Content starts
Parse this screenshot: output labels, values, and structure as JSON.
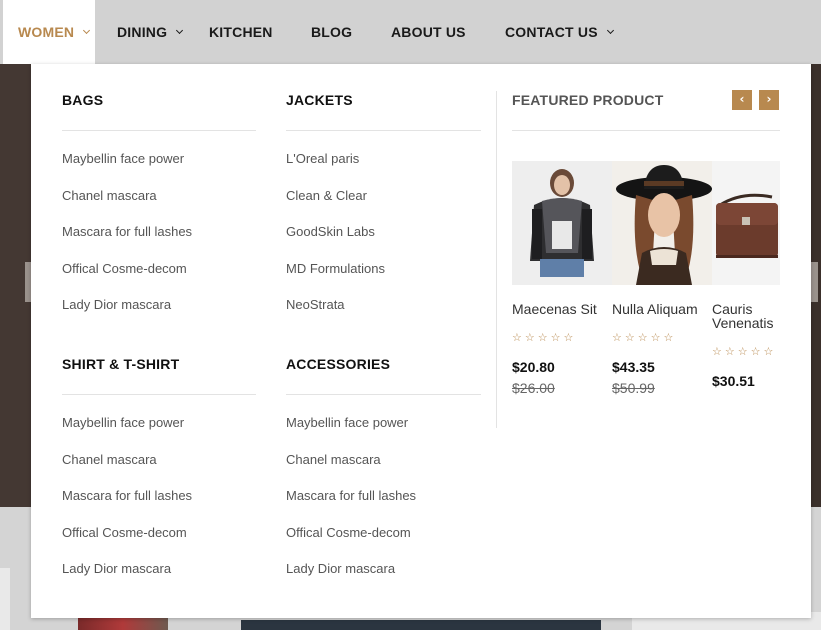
{
  "nav": {
    "items": [
      {
        "label": "WOMEN",
        "has_caret": true,
        "active": true
      },
      {
        "label": "DINING",
        "has_caret": true,
        "active": false
      },
      {
        "label": "KITCHEN",
        "has_caret": false,
        "active": false
      },
      {
        "label": "BLOG",
        "has_caret": false,
        "active": false
      },
      {
        "label": "ABOUT US",
        "has_caret": false,
        "active": false
      },
      {
        "label": "CONTACT US",
        "has_caret": true,
        "active": false
      }
    ]
  },
  "menu": {
    "columns": [
      {
        "title": "BAGS",
        "items": [
          "Maybellin face power",
          "Chanel mascara",
          "Mascara for full lashes",
          "Offical Cosme-decom",
          "Lady Dior mascara"
        ]
      },
      {
        "title": "JACKETS",
        "items": [
          "L'Oreal paris",
          "Clean & Clear",
          "GoodSkin Labs",
          "MD Formulations",
          "NeoStrata"
        ]
      },
      {
        "title": "SHIRT & T-SHIRT",
        "items": [
          "Maybellin face power",
          "Chanel mascara",
          "Mascara for full lashes",
          "Offical Cosme-decom",
          "Lady Dior mascara"
        ]
      },
      {
        "title": "ACCESSORIES",
        "items": [
          "Maybellin face power",
          "Chanel mascara",
          "Mascara for full lashes",
          "Offical Cosme-decom",
          "Lady Dior mascara"
        ]
      }
    ]
  },
  "featured": {
    "title": "FEATURED PRODUCT",
    "prev_icon": "‹",
    "next_icon": "›",
    "star_glyphs": "☆☆☆☆☆",
    "products": [
      {
        "name": "Maecenas Sit",
        "price": "$20.80",
        "old_price": "$26.00"
      },
      {
        "name": "Nulla Aliquam",
        "price": "$43.35",
        "old_price": "$50.99"
      },
      {
        "name": "Cauris Venenatis",
        "price": "$30.51",
        "old_price": ""
      }
    ]
  },
  "colors": {
    "accent": "#b8894f",
    "nav_bg": "#d2d2d2",
    "panel_bg": "#ffffff"
  }
}
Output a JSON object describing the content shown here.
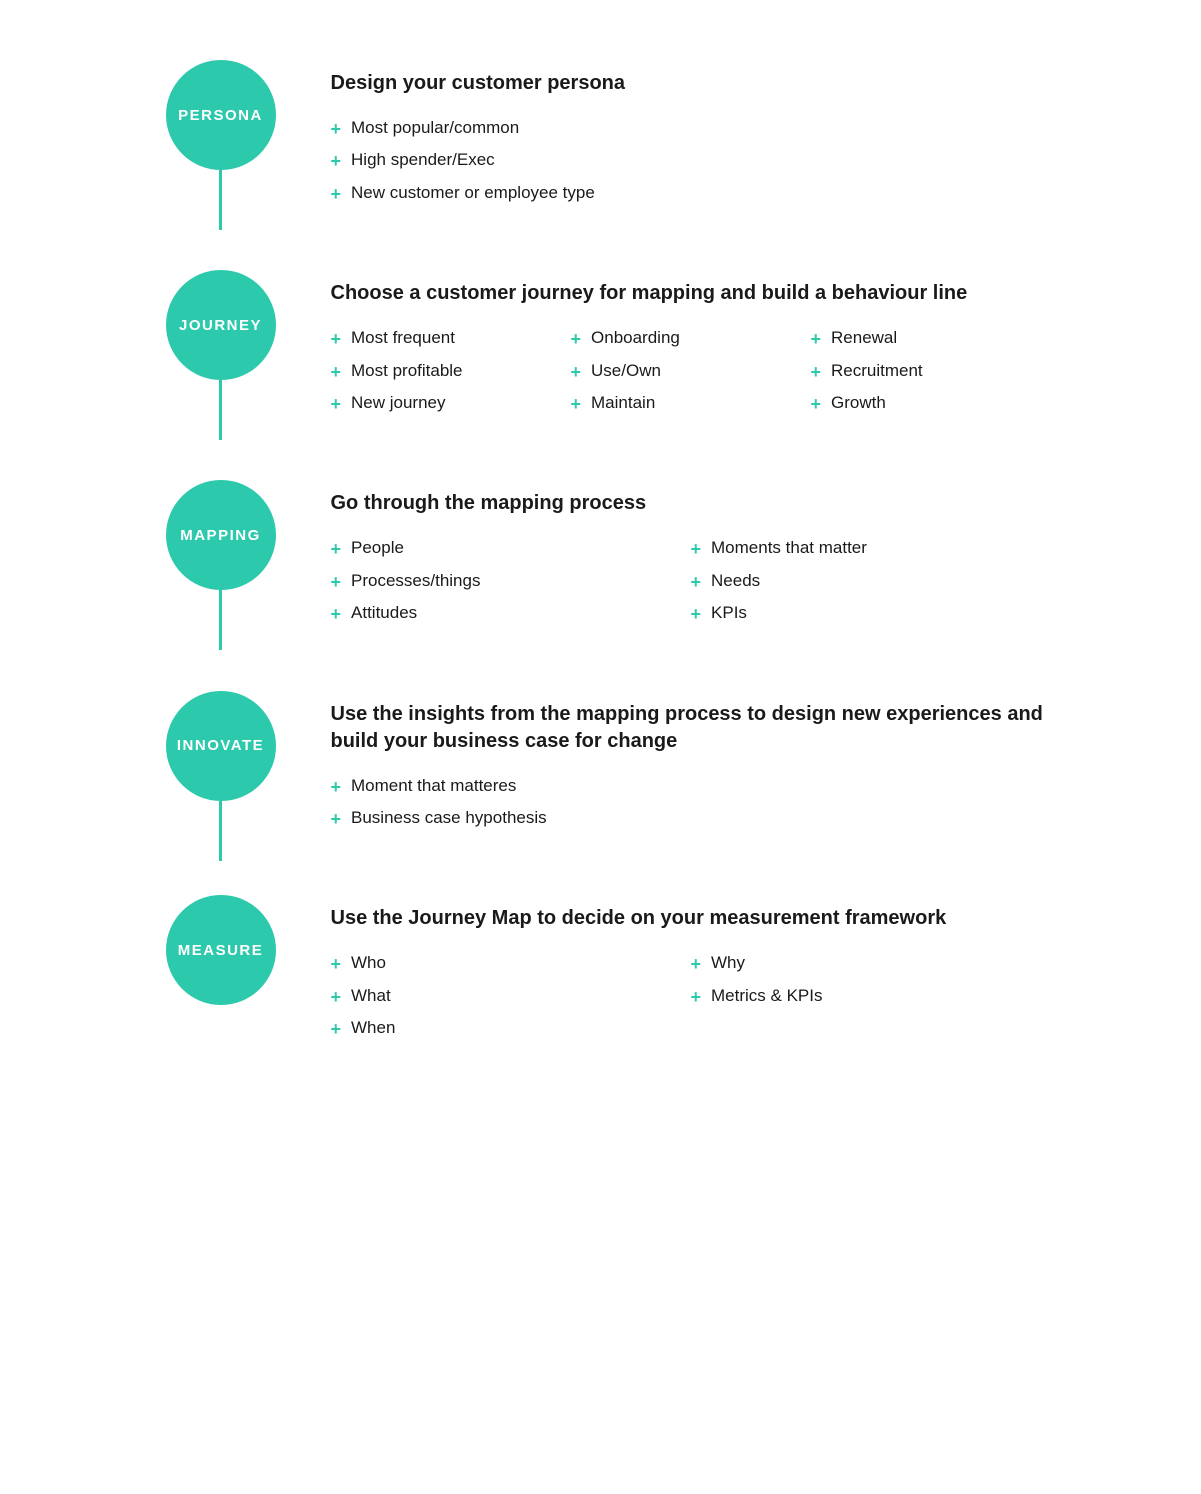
{
  "steps": [
    {
      "id": "persona",
      "label": "PERSONA",
      "title": "Design your customer persona",
      "lists": [
        {
          "columns": 1,
          "items": [
            [
              "Most popular/common"
            ],
            [
              "High spender/Exec"
            ],
            [
              "New customer or employee type"
            ]
          ]
        }
      ]
    },
    {
      "id": "journey",
      "label": "JOURNEY",
      "title": "Choose a customer journey for mapping and build a behaviour line",
      "lists": [
        {
          "columns": 3,
          "col1": [
            "Most frequent",
            "Most profitable",
            "New journey"
          ],
          "col2": [
            "Onboarding",
            "Use/Own",
            "Maintain"
          ],
          "col3": [
            "Renewal",
            "Recruitment",
            "Growth"
          ]
        }
      ]
    },
    {
      "id": "mapping",
      "label": "MAPPING",
      "title": "Go through the mapping process",
      "lists": [
        {
          "columns": 2,
          "col1": [
            "People",
            "Processes/things",
            "Attitudes"
          ],
          "col2": [
            "Moments that matter",
            "Needs",
            "KPIs"
          ]
        }
      ]
    },
    {
      "id": "innovate",
      "label": "INNOVATE",
      "title": "Use the insights from the mapping process to design new experiences and build your business case for change",
      "lists": [
        {
          "columns": 1,
          "items": [
            [
              "Moment that matteres"
            ],
            [
              "Business case hypothesis"
            ]
          ]
        }
      ]
    },
    {
      "id": "measure",
      "label": "MEASURE",
      "title": "Use the Journey Map to decide on your measurement framework",
      "lists": [
        {
          "columns": 2,
          "col1": [
            "Who",
            "What",
            "When"
          ],
          "col2": [
            "Why",
            "Metrics & KPIs"
          ]
        }
      ]
    }
  ],
  "accent_color": "#2DC9AC"
}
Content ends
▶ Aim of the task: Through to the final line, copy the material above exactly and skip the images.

▶ Finished exercise:
Parse this screenshot: output labels, values, and structure as JSON.
{
  "nav": {
    "items": [
      {
        "label": "WOMEN",
        "has_caret": true,
        "active": true
      },
      {
        "label": "DINING",
        "has_caret": true,
        "active": false
      },
      {
        "label": "KITCHEN",
        "has_caret": false,
        "active": false
      },
      {
        "label": "BLOG",
        "has_caret": false,
        "active": false
      },
      {
        "label": "ABOUT US",
        "has_caret": false,
        "active": false
      },
      {
        "label": "CONTACT US",
        "has_caret": true,
        "active": false
      }
    ]
  },
  "menu": {
    "columns": [
      {
        "title": "BAGS",
        "items": [
          "Maybellin face power",
          "Chanel mascara",
          "Mascara for full lashes",
          "Offical Cosme-decom",
          "Lady Dior mascara"
        ]
      },
      {
        "title": "JACKETS",
        "items": [
          "L'Oreal paris",
          "Clean & Clear",
          "GoodSkin Labs",
          "MD Formulations",
          "NeoStrata"
        ]
      },
      {
        "title": "SHIRT & T-SHIRT",
        "items": [
          "Maybellin face power",
          "Chanel mascara",
          "Mascara for full lashes",
          "Offical Cosme-decom",
          "Lady Dior mascara"
        ]
      },
      {
        "title": "ACCESSORIES",
        "items": [
          "Maybellin face power",
          "Chanel mascara",
          "Mascara for full lashes",
          "Offical Cosme-decom",
          "Lady Dior mascara"
        ]
      }
    ]
  },
  "featured": {
    "title": "FEATURED PRODUCT",
    "prev_icon": "‹",
    "next_icon": "›",
    "star_glyphs": "☆☆☆☆☆",
    "products": [
      {
        "name": "Maecenas Sit",
        "price": "$20.80",
        "old_price": "$26.00"
      },
      {
        "name": "Nulla Aliquam",
        "price": "$43.35",
        "old_price": "$50.99"
      },
      {
        "name": "Cauris Venenatis",
        "price": "$30.51",
        "old_price": ""
      }
    ]
  },
  "colors": {
    "accent": "#b8894f",
    "nav_bg": "#d2d2d2",
    "panel_bg": "#ffffff"
  }
}
Output a JSON object describing the content shown here.
{
  "steps": [
    {
      "id": "persona",
      "label": "PERSONA",
      "title": "Design your customer persona",
      "lists": [
        {
          "columns": 1,
          "items": [
            [
              "Most popular/common"
            ],
            [
              "High spender/Exec"
            ],
            [
              "New customer or employee type"
            ]
          ]
        }
      ]
    },
    {
      "id": "journey",
      "label": "JOURNEY",
      "title": "Choose a customer journey for mapping and build a behaviour line",
      "lists": [
        {
          "columns": 3,
          "col1": [
            "Most frequent",
            "Most profitable",
            "New journey"
          ],
          "col2": [
            "Onboarding",
            "Use/Own",
            "Maintain"
          ],
          "col3": [
            "Renewal",
            "Recruitment",
            "Growth"
          ]
        }
      ]
    },
    {
      "id": "mapping",
      "label": "MAPPING",
      "title": "Go through the mapping process",
      "lists": [
        {
          "columns": 2,
          "col1": [
            "People",
            "Processes/things",
            "Attitudes"
          ],
          "col2": [
            "Moments that matter",
            "Needs",
            "KPIs"
          ]
        }
      ]
    },
    {
      "id": "innovate",
      "label": "INNOVATE",
      "title": "Use the insights from the mapping process to design new experiences and build your business case for change",
      "lists": [
        {
          "columns": 1,
          "items": [
            [
              "Moment that matteres"
            ],
            [
              "Business case hypothesis"
            ]
          ]
        }
      ]
    },
    {
      "id": "measure",
      "label": "MEASURE",
      "title": "Use the Journey Map to decide on your measurement framework",
      "lists": [
        {
          "columns": 2,
          "col1": [
            "Who",
            "What",
            "When"
          ],
          "col2": [
            "Why",
            "Metrics & KPIs"
          ]
        }
      ]
    }
  ],
  "accent_color": "#2DC9AC"
}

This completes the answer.